**Task goal**:
Pictures excluded, copy all of the data below exactly.
BEGIN The input
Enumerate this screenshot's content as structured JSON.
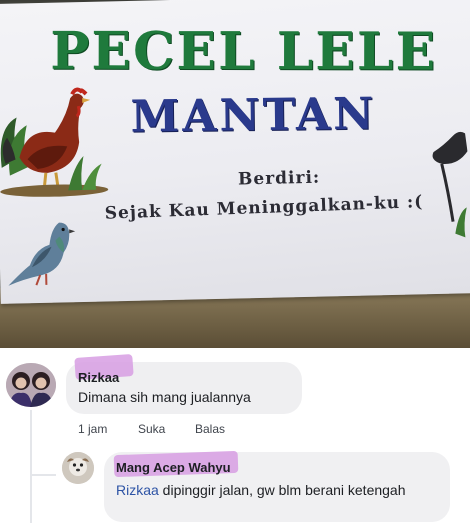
{
  "banner": {
    "title_line1": "PECEL LELE",
    "title_line2": "MANTAN",
    "berdiri_label": "Berdiri:",
    "berdiri_text": "Sejak Kau Meninggalkan-ku :("
  },
  "comment": {
    "author": "Rizkaa",
    "text": "Dimana sih mang jualannya",
    "time": "1 jam",
    "like_label": "Suka",
    "reply_label": "Balas"
  },
  "reply": {
    "author": "Mang Acep Wahyu",
    "mention": "Rizkaa",
    "text": " dipinggir jalan, gw blm berani ketengah"
  },
  "colors": {
    "title_green": "#1f7a3c",
    "title_blue": "#2a3a8c",
    "name_highlight": "#d79ee3",
    "mention_blue": "#2d53a5",
    "bubble_bg": "#efeff1"
  }
}
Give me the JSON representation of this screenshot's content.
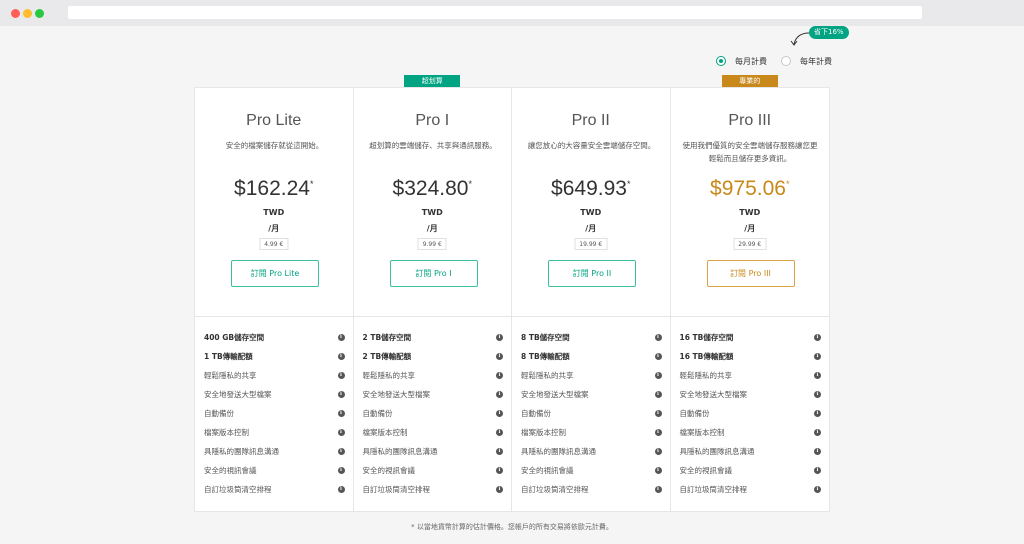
{
  "billing": {
    "monthly_label": "每月計費",
    "yearly_label": "每年計費",
    "save_badge": "省下16%"
  },
  "plans": [
    {
      "name": "Pro Lite",
      "desc": "安全的檔案儲存就從這開始。",
      "price": "$162.24",
      "price_mark": "*",
      "currency": "TWD",
      "period": "/月",
      "eur": "4.99 €",
      "cta": "訂閱 Pro Lite",
      "features": [
        "400 GB儲存空間",
        "1 TB傳輸配額",
        "輕鬆隱私的共享",
        "安全地發送大型檔案",
        "自動備份",
        "檔案版本控制",
        "具隱私的團隊訊息溝通",
        "安全的視訊會議",
        "自訂垃圾筒清空排程"
      ]
    },
    {
      "tag": "超划算",
      "name": "Pro I",
      "desc": "超划算的雲端儲存、共享與通訊服務。",
      "price": "$324.80",
      "price_mark": "*",
      "currency": "TWD",
      "period": "/月",
      "eur": "9.99 €",
      "cta": "訂閱 Pro I",
      "features": [
        "2 TB儲存空間",
        "2 TB傳輸配額",
        "輕鬆隱私的共享",
        "安全地發送大型檔案",
        "自動備份",
        "檔案版本控制",
        "具隱私的團隊訊息溝通",
        "安全的視訊會議",
        "自訂垃圾筒清空排程"
      ]
    },
    {
      "name": "Pro II",
      "desc": "讓您放心的大容量安全雲端儲存空間。",
      "price": "$649.93",
      "price_mark": "*",
      "currency": "TWD",
      "period": "/月",
      "eur": "19.99 €",
      "cta": "訂閱 Pro II",
      "features": [
        "8 TB儲存空間",
        "8 TB傳輸配額",
        "輕鬆隱私的共享",
        "安全地發送大型檔案",
        "自動備份",
        "檔案版本控制",
        "具隱私的團隊訊息溝通",
        "安全的視訊會議",
        "自訂垃圾筒清空排程"
      ]
    },
    {
      "tag": "專業的",
      "name": "Pro III",
      "desc": "使用我們優質的安全雲端儲存服務讓您更輕鬆而且儲存更多資訊。",
      "price": "$975.06",
      "price_mark": "*",
      "currency": "TWD",
      "period": "/月",
      "eur": "29.99 €",
      "cta": "訂閱 Pro III",
      "features": [
        "16 TB儲存空間",
        "16 TB傳輸配額",
        "輕鬆隱私的共享",
        "安全地發送大型檔案",
        "自動備份",
        "檔案版本控制",
        "具隱私的團隊訊息溝通",
        "安全的視訊會議",
        "自訂垃圾筒清空排程"
      ]
    }
  ],
  "info_glyph": "i",
  "footnote": "* 以當地貨幣計算的估計價格。您帳戶的所有交易將依歐元計費。",
  "colors": {
    "accent": "#00a382",
    "gold": "#c8881a"
  },
  "icons": {
    "info": "info-icon",
    "arrow": "curved-arrow-icon"
  }
}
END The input
**Result**:
Enumerate this screenshot's content as structured JSON.
{
  "banner": {
    "title_line1": "PECEL LELE",
    "title_line2": "MANTAN",
    "berdiri_label": "Berdiri:",
    "berdiri_text": "Sejak Kau Meninggalkan-ku :("
  },
  "comment": {
    "author": "Rizkaa",
    "text": "Dimana sih mang jualannya",
    "time": "1 jam",
    "like_label": "Suka",
    "reply_label": "Balas"
  },
  "reply": {
    "author": "Mang Acep Wahyu",
    "mention": "Rizkaa",
    "text": " dipinggir jalan, gw blm berani ketengah"
  },
  "colors": {
    "title_green": "#1f7a3c",
    "title_blue": "#2a3a8c",
    "name_highlight": "#d79ee3",
    "mention_blue": "#2d53a5",
    "bubble_bg": "#efeff1"
  }
}
Give me the JSON representation of this screenshot's content.
{
  "billing": {
    "monthly_label": "每月計費",
    "yearly_label": "每年計費",
    "save_badge": "省下16%"
  },
  "plans": [
    {
      "name": "Pro Lite",
      "desc": "安全的檔案儲存就從這開始。",
      "price": "$162.24",
      "price_mark": "*",
      "currency": "TWD",
      "period": "/月",
      "eur": "4.99 €",
      "cta": "訂閱 Pro Lite",
      "features": [
        "400 GB儲存空間",
        "1 TB傳輸配額",
        "輕鬆隱私的共享",
        "安全地發送大型檔案",
        "自動備份",
        "檔案版本控制",
        "具隱私的團隊訊息溝通",
        "安全的視訊會議",
        "自訂垃圾筒清空排程"
      ]
    },
    {
      "tag": "超划算",
      "name": "Pro I",
      "desc": "超划算的雲端儲存、共享與通訊服務。",
      "price": "$324.80",
      "price_mark": "*",
      "currency": "TWD",
      "period": "/月",
      "eur": "9.99 €",
      "cta": "訂閱 Pro I",
      "features": [
        "2 TB儲存空間",
        "2 TB傳輸配額",
        "輕鬆隱私的共享",
        "安全地發送大型檔案",
        "自動備份",
        "檔案版本控制",
        "具隱私的團隊訊息溝通",
        "安全的視訊會議",
        "自訂垃圾筒清空排程"
      ]
    },
    {
      "name": "Pro II",
      "desc": "讓您放心的大容量安全雲端儲存空間。",
      "price": "$649.93",
      "price_mark": "*",
      "currency": "TWD",
      "period": "/月",
      "eur": "19.99 €",
      "cta": "訂閱 Pro II",
      "features": [
        "8 TB儲存空間",
        "8 TB傳輸配額",
        "輕鬆隱私的共享",
        "安全地發送大型檔案",
        "自動備份",
        "檔案版本控制",
        "具隱私的團隊訊息溝通",
        "安全的視訊會議",
        "自訂垃圾筒清空排程"
      ]
    },
    {
      "tag": "專業的",
      "name": "Pro III",
      "desc": "使用我們優質的安全雲端儲存服務讓您更輕鬆而且儲存更多資訊。",
      "price": "$975.06",
      "price_mark": "*",
      "currency": "TWD",
      "period": "/月",
      "eur": "29.99 €",
      "cta": "訂閱 Pro III",
      "features": [
        "16 TB儲存空間",
        "16 TB傳輸配額",
        "輕鬆隱私的共享",
        "安全地發送大型檔案",
        "自動備份",
        "檔案版本控制",
        "具隱私的團隊訊息溝通",
        "安全的視訊會議",
        "自訂垃圾筒清空排程"
      ]
    }
  ],
  "info_glyph": "i",
  "footnote": "* 以當地貨幣計算的估計價格。您帳戶的所有交易將依歐元計費。",
  "colors": {
    "accent": "#00a382",
    "gold": "#c8881a"
  },
  "icons": {
    "info": "info-icon",
    "arrow": "curved-arrow-icon"
  }
}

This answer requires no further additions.